This is most obvious during titanic closer “The Tyrant”, which runs to more than sixteen stunning minutes but, due to a combination of absolutely punishing execution and perfectly-executed ambition, feels like less than half that.
It’s easily the best song on the album – one that lives and breathes and moves like a true organic monstrosity – and so I exhort you, if you only listen to one track from Gnosis, make it this one!
VILE AESTHETIC – TO BLOOM AND FLOURISH FROM UTTER ROT
One of the best ways to help ensure that your debut album is successful is to keep things short and sweet, trim the fat, and focus only on the meatiest, bloodiest, and most delectable of metallic morsels.
And it’s a lesson that Colorado-based Black Metal duo Vile Aesthetic have clearly taken to heart on their debut album, To Bloom and Flourish From Utter Rot, as not only do the record’s six songs collectively only run to just over thirty-two minutes, but it’s eminently clear that a lot of time has been invested into giving each of them their own distinct identity, rather than having them simply be an interchangeable blast-fest.

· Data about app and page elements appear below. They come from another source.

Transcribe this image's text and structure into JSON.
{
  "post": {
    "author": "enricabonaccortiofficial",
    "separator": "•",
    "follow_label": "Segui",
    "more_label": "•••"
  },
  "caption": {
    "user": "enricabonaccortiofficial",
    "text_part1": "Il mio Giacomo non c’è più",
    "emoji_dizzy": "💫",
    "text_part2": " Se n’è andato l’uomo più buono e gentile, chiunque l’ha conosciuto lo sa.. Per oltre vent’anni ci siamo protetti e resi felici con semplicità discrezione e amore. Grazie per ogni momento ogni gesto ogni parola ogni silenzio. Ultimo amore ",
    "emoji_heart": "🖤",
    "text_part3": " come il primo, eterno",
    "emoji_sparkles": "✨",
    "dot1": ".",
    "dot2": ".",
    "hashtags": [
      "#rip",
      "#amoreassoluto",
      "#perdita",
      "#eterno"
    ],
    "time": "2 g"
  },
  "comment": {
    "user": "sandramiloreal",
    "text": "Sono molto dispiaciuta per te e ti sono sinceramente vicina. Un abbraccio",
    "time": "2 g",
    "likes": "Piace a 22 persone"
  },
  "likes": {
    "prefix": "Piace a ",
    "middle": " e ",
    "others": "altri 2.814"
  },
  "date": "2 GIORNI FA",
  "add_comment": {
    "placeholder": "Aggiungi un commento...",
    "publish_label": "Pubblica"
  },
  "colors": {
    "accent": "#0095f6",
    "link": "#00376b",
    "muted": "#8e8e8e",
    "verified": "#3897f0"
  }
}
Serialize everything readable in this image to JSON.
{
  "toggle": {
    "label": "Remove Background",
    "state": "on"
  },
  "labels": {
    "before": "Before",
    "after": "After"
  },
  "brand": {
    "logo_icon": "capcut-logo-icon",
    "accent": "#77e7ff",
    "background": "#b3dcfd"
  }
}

Opener “Impetuous Void”, for example, is a blistering bone-rattler that isn’t afraid to take its foot off the gas now and then to allow the band (and their fans) a chance to catch their breath before the next eruption of blackened fury, while the title-track pushes the overall aggression and antagonism a little higher even as it shows off a little bit more groove, and a little bit more melody, at key moments.
“Dispositional Plague” is perhaps the album’s best song (so far, at least), perfectly blending seething melody and scorching intensity – along with some cruelly catchy, creepily cadaverous vocals – whereas “Genocide and Conversion” shifts things in slightly punkier, subtly doomier, direction for five solid minutes.
And while “Regressional Mass” is an almost-unrelenting, blast-fuelled mauler which also delves into some surprisingly nuanced melodic depths and gruesomely grimy grooves now and then, closer “Abstract Divine” is altogether moodier and more morbid, with a greater emphasis on layers of bleak, brooding guitar work and slithering, serpentine bass lines.
But even though each of the six tracks is more than capable of standing alone, they are all equally important as part of the greater whole, and clearly share some recognisable elements, and influences, which help tie the album together.
The riffs, for example, while varied in both pace and delivery across the entire length of the record, possess a sense of both melody and dissonance reminiscent of the highly-underrated Hæthen, as well as a gift for delivering some seriously Gorgoroth-esque grooves when the occasion calls for it.
Going one step further, I’d probably even go so far as to say that at full-blast (no pun intended) Vile Aesthetic often recall a rougher, rawer version of Woe or a more brutish version of Funeral Mist (especially with regards to the album’s undulating bass work and vile, venom-spewing vocals), which is high praise indeed if you’re at all familiar with either of these two bands (and if you’re not then you’ve got some learning to do, don’t you?).
So even though Vile Aesthetic may be a devilishly dark band, it seems to me that they have a very bright future ahead of them. Ones to watch, that’s for certain.